Which brings us back to ‘auto-attack and wait.’ That’s the big ticket item of engagement. That’s EVE’s Achilles heel, stuffed deep into CCP’s own mouth. If CCP wants their engaging PvE, then they need to engage us. They need to give us things to do, actively. Choices to make, even if we’re making them automatically because that’s our shot rotation. Yeah, it sounds stupid. It sounds like busy-work, because it is: busy-work for the brain. It’s still our brains tracking what we’re doing, our fingers actively pushing buttons.
How do they do it? There are ways, but they’ll involve seriously reworking the core gameplay of EVE. Because that’s what we’re talking about, after all: the core PvE gameplay mechanics of EVE. Right now, they’re, well, boring.
So maybe rethink how ship weaponry works. Maybe each ship class automatically has X low-damage racial weapons, and those are the ones on F1. Then you have the high-slot modules you fit, which don’t auto-repeat. Different modules do different things. Some do damage. Some do remote reps, some replace ewar mid-slots.
And make them do interesting things, especially in combination. Maybe a special type of weapon that lowers resists, and then you follow up with your big gun.

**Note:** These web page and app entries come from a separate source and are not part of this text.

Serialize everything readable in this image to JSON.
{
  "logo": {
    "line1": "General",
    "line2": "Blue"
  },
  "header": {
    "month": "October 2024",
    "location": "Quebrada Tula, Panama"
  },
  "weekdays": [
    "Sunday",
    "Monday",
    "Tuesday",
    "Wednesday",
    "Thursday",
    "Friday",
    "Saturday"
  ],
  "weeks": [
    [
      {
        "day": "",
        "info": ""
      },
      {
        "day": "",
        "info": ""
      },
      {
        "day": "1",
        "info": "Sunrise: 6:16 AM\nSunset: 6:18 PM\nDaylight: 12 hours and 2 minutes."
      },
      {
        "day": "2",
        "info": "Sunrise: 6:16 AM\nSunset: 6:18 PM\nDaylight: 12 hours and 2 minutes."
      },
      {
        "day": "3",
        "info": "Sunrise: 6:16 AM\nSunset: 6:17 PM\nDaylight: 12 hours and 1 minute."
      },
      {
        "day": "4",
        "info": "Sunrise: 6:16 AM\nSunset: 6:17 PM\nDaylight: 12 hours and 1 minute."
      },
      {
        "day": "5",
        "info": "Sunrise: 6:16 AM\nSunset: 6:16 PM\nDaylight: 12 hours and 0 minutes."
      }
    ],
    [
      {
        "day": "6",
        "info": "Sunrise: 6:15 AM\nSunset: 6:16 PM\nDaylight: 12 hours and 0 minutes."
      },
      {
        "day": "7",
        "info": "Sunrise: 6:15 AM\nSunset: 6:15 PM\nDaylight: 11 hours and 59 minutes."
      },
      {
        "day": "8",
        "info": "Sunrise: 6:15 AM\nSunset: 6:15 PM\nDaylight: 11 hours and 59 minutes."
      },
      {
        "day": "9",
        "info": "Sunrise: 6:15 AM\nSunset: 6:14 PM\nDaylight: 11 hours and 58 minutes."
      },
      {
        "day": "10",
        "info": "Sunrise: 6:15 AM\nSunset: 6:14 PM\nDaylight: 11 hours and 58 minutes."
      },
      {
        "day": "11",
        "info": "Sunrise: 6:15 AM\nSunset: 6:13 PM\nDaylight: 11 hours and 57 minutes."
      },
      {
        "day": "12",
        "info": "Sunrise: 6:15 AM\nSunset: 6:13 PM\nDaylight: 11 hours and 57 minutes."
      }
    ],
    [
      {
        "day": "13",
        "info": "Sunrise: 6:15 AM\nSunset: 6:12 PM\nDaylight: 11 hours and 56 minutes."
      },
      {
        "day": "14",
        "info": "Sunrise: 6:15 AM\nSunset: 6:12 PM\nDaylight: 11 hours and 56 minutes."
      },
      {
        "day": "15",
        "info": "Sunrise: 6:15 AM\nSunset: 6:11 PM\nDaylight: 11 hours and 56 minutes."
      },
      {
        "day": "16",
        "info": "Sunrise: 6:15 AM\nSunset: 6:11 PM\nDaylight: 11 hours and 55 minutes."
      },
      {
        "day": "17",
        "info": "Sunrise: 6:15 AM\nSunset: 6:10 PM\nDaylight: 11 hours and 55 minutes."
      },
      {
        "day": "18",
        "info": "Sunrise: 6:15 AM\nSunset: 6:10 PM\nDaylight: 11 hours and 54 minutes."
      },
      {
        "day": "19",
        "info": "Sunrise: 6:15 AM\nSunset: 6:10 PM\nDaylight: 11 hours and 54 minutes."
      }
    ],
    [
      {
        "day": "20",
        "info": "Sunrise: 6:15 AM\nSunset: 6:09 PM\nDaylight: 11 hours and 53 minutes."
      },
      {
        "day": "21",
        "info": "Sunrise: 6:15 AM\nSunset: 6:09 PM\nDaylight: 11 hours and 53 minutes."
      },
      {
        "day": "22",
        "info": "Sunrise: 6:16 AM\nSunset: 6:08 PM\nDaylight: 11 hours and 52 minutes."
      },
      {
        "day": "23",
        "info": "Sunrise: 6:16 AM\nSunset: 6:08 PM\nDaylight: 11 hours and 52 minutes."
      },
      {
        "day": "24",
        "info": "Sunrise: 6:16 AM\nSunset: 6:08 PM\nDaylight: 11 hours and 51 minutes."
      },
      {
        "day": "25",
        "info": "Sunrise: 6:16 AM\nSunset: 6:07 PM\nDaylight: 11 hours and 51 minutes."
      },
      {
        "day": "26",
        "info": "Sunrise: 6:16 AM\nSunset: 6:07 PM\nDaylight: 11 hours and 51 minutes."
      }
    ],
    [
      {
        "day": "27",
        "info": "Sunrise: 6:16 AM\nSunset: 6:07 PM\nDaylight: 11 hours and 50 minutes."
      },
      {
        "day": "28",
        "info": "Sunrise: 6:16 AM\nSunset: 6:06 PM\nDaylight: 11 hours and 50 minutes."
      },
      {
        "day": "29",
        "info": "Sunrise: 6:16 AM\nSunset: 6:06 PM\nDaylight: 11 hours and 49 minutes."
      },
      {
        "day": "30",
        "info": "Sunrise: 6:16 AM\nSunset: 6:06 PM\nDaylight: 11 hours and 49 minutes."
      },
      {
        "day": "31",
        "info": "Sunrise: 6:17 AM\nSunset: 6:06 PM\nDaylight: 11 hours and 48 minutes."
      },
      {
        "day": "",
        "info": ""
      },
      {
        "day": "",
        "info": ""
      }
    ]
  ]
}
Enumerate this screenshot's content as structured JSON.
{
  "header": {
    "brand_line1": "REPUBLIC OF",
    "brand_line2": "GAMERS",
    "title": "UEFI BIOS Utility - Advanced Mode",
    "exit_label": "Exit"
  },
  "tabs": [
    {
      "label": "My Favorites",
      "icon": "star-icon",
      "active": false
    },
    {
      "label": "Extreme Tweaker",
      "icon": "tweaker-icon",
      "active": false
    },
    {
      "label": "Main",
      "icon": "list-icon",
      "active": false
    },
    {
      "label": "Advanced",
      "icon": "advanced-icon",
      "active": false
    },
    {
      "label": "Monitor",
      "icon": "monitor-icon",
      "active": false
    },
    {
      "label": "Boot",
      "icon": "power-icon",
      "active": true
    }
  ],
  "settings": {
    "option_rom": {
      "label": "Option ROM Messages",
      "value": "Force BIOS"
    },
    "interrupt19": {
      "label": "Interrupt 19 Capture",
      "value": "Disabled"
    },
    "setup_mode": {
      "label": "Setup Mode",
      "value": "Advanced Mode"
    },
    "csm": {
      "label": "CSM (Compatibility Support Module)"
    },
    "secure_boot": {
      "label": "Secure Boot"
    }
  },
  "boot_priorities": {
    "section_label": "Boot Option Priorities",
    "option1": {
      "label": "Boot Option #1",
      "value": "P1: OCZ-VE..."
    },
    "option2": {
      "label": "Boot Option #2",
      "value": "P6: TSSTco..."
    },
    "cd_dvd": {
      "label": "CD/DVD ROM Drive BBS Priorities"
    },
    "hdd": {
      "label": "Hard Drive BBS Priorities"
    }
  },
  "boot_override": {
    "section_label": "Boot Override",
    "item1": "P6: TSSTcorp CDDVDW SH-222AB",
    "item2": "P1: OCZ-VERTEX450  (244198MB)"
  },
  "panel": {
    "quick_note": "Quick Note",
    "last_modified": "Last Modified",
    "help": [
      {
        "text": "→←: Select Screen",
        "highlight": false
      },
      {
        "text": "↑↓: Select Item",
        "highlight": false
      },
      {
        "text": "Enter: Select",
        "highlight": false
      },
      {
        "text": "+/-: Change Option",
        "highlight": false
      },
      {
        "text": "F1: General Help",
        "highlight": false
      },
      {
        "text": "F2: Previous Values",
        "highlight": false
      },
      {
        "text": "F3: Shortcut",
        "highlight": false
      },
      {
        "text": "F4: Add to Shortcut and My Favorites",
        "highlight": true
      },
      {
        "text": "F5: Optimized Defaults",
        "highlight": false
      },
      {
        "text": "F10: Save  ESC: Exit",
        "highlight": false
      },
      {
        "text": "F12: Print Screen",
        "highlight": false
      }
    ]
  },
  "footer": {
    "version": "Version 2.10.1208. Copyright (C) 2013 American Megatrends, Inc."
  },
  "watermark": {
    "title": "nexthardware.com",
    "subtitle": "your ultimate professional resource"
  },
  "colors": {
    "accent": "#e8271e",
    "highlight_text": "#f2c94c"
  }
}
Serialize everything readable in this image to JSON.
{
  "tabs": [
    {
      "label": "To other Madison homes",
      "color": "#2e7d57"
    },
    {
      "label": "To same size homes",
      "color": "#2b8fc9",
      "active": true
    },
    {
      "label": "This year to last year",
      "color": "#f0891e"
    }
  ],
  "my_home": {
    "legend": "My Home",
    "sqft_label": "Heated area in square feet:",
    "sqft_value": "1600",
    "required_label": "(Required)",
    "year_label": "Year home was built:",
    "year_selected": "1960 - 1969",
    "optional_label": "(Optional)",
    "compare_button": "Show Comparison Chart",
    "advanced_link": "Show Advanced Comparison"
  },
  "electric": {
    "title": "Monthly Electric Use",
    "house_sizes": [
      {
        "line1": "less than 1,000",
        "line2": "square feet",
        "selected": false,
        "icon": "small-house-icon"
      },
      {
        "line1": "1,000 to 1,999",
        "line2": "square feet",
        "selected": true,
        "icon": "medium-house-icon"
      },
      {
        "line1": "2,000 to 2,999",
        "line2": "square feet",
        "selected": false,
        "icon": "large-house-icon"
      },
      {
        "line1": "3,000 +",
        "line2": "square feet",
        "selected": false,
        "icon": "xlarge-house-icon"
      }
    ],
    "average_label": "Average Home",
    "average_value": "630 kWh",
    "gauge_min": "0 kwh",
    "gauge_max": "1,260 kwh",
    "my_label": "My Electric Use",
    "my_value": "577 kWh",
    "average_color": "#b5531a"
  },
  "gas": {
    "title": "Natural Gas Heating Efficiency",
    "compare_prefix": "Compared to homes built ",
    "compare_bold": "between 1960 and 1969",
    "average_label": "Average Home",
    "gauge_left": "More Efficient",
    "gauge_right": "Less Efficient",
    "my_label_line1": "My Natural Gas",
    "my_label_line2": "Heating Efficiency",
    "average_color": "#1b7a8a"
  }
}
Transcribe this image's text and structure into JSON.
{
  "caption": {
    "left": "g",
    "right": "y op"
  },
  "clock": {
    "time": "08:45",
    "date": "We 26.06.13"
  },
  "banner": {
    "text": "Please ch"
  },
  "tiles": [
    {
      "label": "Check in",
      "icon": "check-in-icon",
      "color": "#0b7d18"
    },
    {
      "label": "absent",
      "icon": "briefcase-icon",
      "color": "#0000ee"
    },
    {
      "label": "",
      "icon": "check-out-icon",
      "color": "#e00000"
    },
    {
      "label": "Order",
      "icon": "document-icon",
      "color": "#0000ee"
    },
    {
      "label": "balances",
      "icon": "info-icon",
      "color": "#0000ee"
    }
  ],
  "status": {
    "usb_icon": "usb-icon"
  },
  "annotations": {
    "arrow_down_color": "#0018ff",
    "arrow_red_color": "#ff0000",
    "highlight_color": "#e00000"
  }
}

The more interesting you can make the combos, the more engaged people become.
To People, Even!
That can extend to groups, and more importantly, it can extend to PvP. Imagine if a group of Guardians or Basilisks could take their cap chain and turn it into a targeted surge of power. Maybe it’s to fill up someone else’s cap, or maybe it’s a way to overload a hostile ship’s capacitor and temporarily disable a mission-critical target. Either way, once it’s used, those ships can’t even cap chain for 5-10s, leaving them vulnerable.
Introduce more variation, too. Give each hull size multiple types of reps or ewar. I don’t just mean ‘armor or shield,’ I mean like ‘module A does a massive amount of remote repair, but cycles slow, while module B does a lighter amount, but cycles faster.’ They don’t auto-cycle. You can only do one at a time. Apply that to local reps, AND to remote reps.
Now logi suddenly has to apply a mix of heals, with some trying to do spam-heals to allow the big heals from other logi to actually land. Groups can work up ways to make combos function in large fights. Doing that actually takes player skill, and the better your pilots are, the more you can defy N+1.
Imagine it: a way for small groups to meaningfully fight back against the blob. Sure, the blob can split into small groups and do exactly the same thing… but will they? How much more organizational workload does that add? If the much-maligned ‘F1 Monkey’ really is just a lowest-common-denominator deadweight, it’ll show pretty quickly, won’t it?
And Then CCP Can Tweak and Twist Knobs…
There’s a bunch of options out there. But ‘how they do it’ is less important than that they do it it. The sooner you get EVE players engaged, the sooner you can start fine-tuning how you’re engaging them. What matters, in the end, is building a framework of game mechanics that gets players actively interacting with their own ship’s actions, as constantly as possible.
You do that in a way that doesn’t feel like bullshit tedium and you’ll fix a lot of the player retention issues. Because you’ll have engaging PvE… and some potentially revolutionary PvP.